Denton was tortured afterward.

Conditions for the POWs improved somewhat as negotiations on the 1973 Paris Peace Accords progressed. In his book, Denton said his jailers eased up because they feared being tried as war criminals.

After he arrived back in the U.S., Denton signed on for a different kind of war -- a never-ending battle against what he believed were immoral and godless forces destroying America from within.


When he was recuperating in a naval hospital, he viewed films of Woodstock, the 1969 rock festival, and vomited at the sight of “hippies fornicating publicly, high on drugs,” he wrote in a 2009 epilogue to his book.

“To me it was a nightmare,” he continued. “This nation, firmly founded as One Nation Under God, was in the process of becoming a pagan nation with a shocking degeneration of national integrity.”

After serving from 1973 to 1977 as commandant of the Armed Forces Staff College in Norfolk, Va., Denton left the military to take up a full-time moral crusade. He founded a group called the Coalition for Decency and, in 1980, promised that as a senator he would help stem the tide of American moral degradation.

“Strategists of the New Right saw him as a Jesse Helms with aviator’s wings,” The Times wrote in 1981, “a Pied Piper who would enlist fresh armies in the march against pornography, promiscuity and permissiveness ... a man on a white horse come to reinstate Norman Rockwell’s America.”

Denton’s effectiveness was limited. He was sometimes inflammatory, particularly on moral issues. In 1981, he drew national condemnation by insisting to Senate colleagues that spousal rape should not be covered by the same criminal charge as nonspousal rape.

“Damn it,” he said, “when you get married, you kind of expect you’re going to get a little sex.”

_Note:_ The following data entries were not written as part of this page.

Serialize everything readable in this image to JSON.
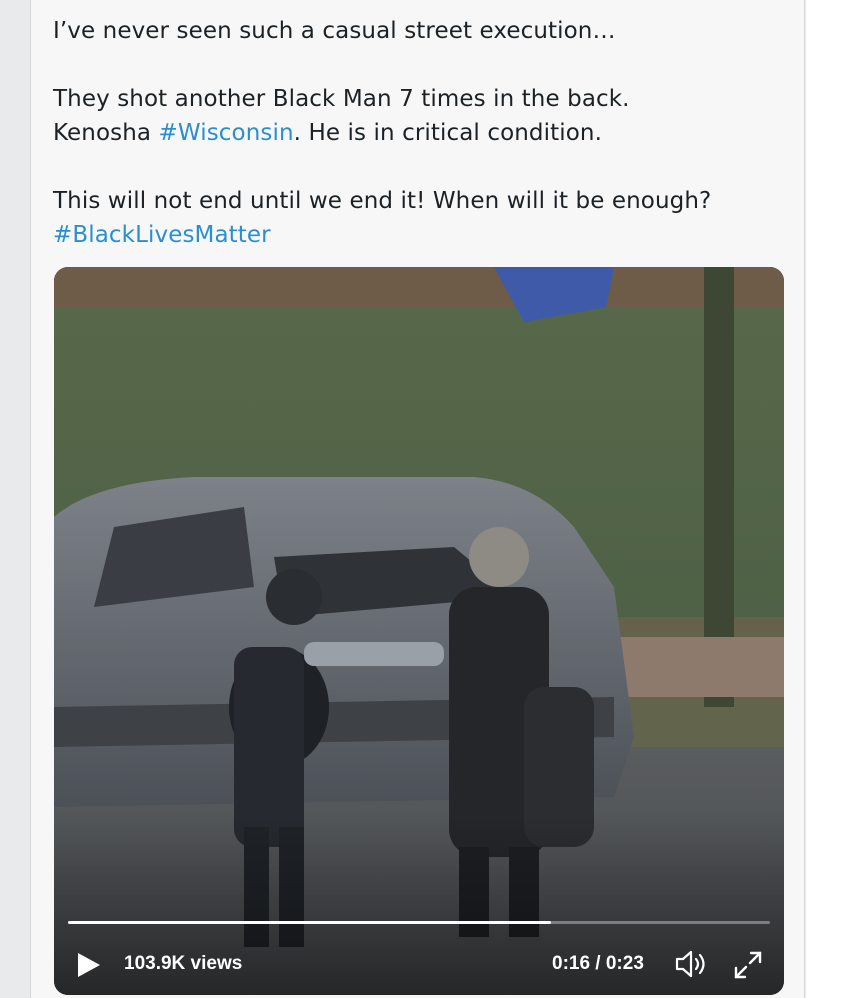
{
  "tweet": {
    "lines": [
      "I’ve never seen such a casual street execution…",
      "They shot another Black Man 7 times in the back.",
      "Kenosha ",
      "#Wisconsin",
      ".  He is in critical condition.",
      "This will not end until we end it! When will it be enough?",
      "#BlackLivesMatter"
    ]
  },
  "video": {
    "views": "103.9K views",
    "time": "0:16 / 0:23",
    "progress": 0.688,
    "icons": {
      "play": "play-icon",
      "volume": "volume-icon",
      "fullscreen": "fullscreen-icon"
    }
  },
  "colors": {
    "hashtag": "#2a8fd0",
    "text": "#1b2125"
  }
}
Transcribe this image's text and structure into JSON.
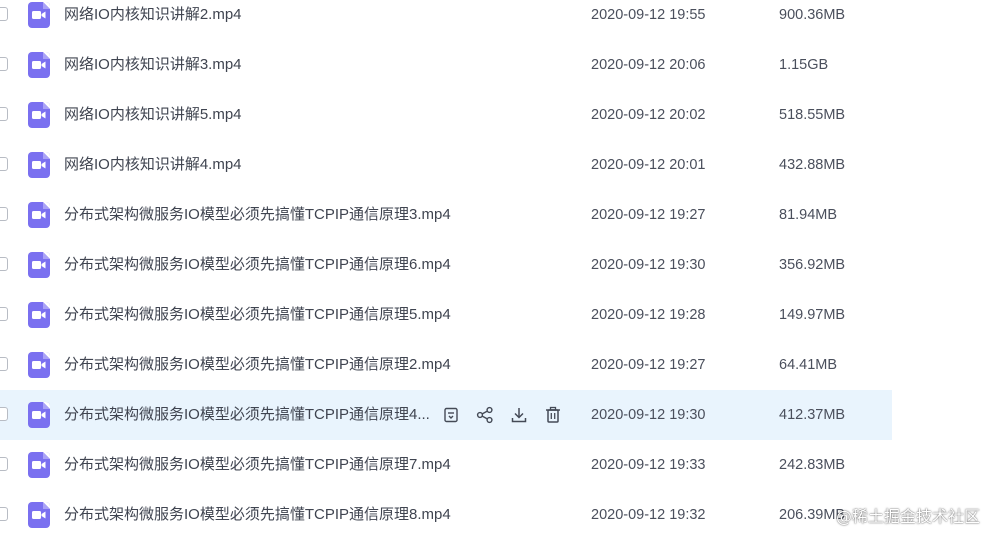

He later said he opposed the law because it seemed to equate marital and non-marital relations.

More quietly, Denton tried to help Amerasian children, fathered mostly by U.S. soldiers, who were struggling for survival in Vietnam.

Denton is “a man of draining intensity,” liberal Washington Post columnist Mary McGrory wrote in 1981. “When he talks about immorality and military unpreparedness and the horrors of communism, the two lines perpendicular to his eyebrows deepen to the point where they almost split his forehead. But if the matter is not cosmic, his manner has much warmth and sweetness.”

He was defeated in 1986 by Richard C. Shelby, a Democrat who had served four terms in Congress.

Denton’s wife of 61 years died in 2007, an event he called “more traumatic than Vietnam.” He is survived by his second wife, Mary Belle Bordone; five sons and two daughters from his first marriage, 14 grandchildren, eight great-grandchildren and a brother.

Over the years, he remained active in veterans causes and served on the boards of several colleges, including Thomas Aquinas College in Santa Paula.


He remained convinced that family values were under attack.

“All is not yet lost, but our position is extremely perilous,” he wrote in 2009. “If I had known when I stepped off that plane to freedom ... what I know now, I would not have said, ‘God bless America.’ I would have said, as I say now, ‘God save America!’ ”